                                                 Walking to school in our old neighborhood.

And yet, in the days since the atrocities in Connecticut, I’ve been haunted by thoughts of Arlington. Just a few hundred miles from Sandy Hook, I imagine my friends gathered in clusters on Arlington’s playgrounds, sending their kids to school and volunteering in classrooms. I know they are scared. In the wake of news like this, what parent isn’t?

I cannot help but wonder, somewhat guiltily: Are my kids actually safer in France?

Like so many mothers, I believe that my very first job as a parent is to keep my kids safe. Even on days when I’m least proud of my parenting — when I’ve been tired, less attentive or less patient than I’d like to be — I always console myself with one basic fact as I tuck my children in each night: They are safe. No matter what else I did that day, they are alive and well. And that is something.

And yet I know rationally that threats are everywhere, that the relative safety I feel here in Paris has little to do with geography and is, simply, a state of mind. Harm could come to them just as easily here as anywhere. We are, after all, in the heart of a big city, buzzing with dangers and joys in equal measure. Threats abound everyday — in the streets we must cross, in the strangers we must trust, in the lives we must lead as fully functioning human beings.

I do, however, know this: They will not be killed by gunfire in their school.

So are they safer in France? Probably not. But are they safer from guns? No doubt about it. 

The loss of young life in Connecticut is beyond rational comprehension. Unlike loved ones in the U.S., I have the luxury of shielding myself and my children from much of this crushing news. I simply cannot bear it and the reasons are obvious. It brings to the fore all that we fear most: That out of the blue, through no fault of our own, something evil and horrendous will take from us that which we treasure above all else. That this should happen to ones so young is the realization of our darkest imaginings.
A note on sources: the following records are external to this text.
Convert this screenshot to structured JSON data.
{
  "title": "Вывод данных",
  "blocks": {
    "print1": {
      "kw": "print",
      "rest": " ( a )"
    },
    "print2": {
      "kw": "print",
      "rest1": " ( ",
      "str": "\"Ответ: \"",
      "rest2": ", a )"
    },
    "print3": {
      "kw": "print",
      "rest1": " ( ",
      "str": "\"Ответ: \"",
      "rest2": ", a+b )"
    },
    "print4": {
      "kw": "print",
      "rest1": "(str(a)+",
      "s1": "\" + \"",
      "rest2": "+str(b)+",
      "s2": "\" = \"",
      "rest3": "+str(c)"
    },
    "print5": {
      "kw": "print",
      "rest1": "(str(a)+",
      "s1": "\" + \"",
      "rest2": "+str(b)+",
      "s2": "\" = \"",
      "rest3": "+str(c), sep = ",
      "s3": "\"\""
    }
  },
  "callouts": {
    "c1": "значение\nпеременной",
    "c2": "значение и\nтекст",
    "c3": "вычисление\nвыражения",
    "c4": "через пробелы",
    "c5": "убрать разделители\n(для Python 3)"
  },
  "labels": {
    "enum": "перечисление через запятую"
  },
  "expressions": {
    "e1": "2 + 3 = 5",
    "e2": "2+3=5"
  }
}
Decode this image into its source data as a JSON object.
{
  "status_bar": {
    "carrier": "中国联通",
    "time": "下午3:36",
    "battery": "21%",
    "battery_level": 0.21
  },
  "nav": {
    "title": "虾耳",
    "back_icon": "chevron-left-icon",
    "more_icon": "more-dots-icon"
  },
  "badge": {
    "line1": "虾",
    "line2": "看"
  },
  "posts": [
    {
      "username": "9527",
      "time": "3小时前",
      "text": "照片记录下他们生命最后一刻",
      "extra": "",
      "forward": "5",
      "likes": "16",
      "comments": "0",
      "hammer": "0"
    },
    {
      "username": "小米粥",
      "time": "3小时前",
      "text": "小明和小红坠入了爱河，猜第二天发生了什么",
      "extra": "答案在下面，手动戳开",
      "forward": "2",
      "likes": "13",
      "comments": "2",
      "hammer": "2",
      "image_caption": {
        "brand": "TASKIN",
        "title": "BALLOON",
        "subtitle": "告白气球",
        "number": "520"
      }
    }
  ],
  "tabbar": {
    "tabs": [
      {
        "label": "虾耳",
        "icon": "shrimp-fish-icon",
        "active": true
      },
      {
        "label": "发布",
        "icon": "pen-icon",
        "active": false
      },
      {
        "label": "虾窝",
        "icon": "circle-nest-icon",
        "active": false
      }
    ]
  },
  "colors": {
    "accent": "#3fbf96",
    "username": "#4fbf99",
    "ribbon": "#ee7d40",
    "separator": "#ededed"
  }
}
That they should be harmed in their havens of learning, growth, social connection and joy is truly inconceivable. A realm of innocence has become a place of fear, for parents as well as children.

It is just so wrong.

Consider this: Great Britain had exactly 42 gun-related deaths in 2008. The U.S.? 30,364. Britain has some of the toughest gun-control laws in the world. In fact, most police personnel in the U.K. do not even carry firearms.

Would stricter gun laws have prevented this tragedy? In all likelihood, yes. Of course, this can be debated, foolishly and incomprehensibly. But how bad does a tragedy have to be before we tighten the laws and find out?

As the web fills with guidance (“How to Talk to Your Children About …”) and schools fortify security, re-examine emergency plans and reassure nervous parents, I feel grateful to be so many miles away from it all. I’m not going to have “that talk” with my kids. I’m not going to explain to them that a deranged man did something terrifying at a school, something that — mercifully, for now — is far beyond what their young, innocent minds can fathom. For this, I am lucky.

I know my friends at home are fearful today as they send their babies off to school. What will they hear on the playground? Will they be afraid? Will they still want to go to school? Most of all, will they all be safe? God, I hope so. I really, truly hope so.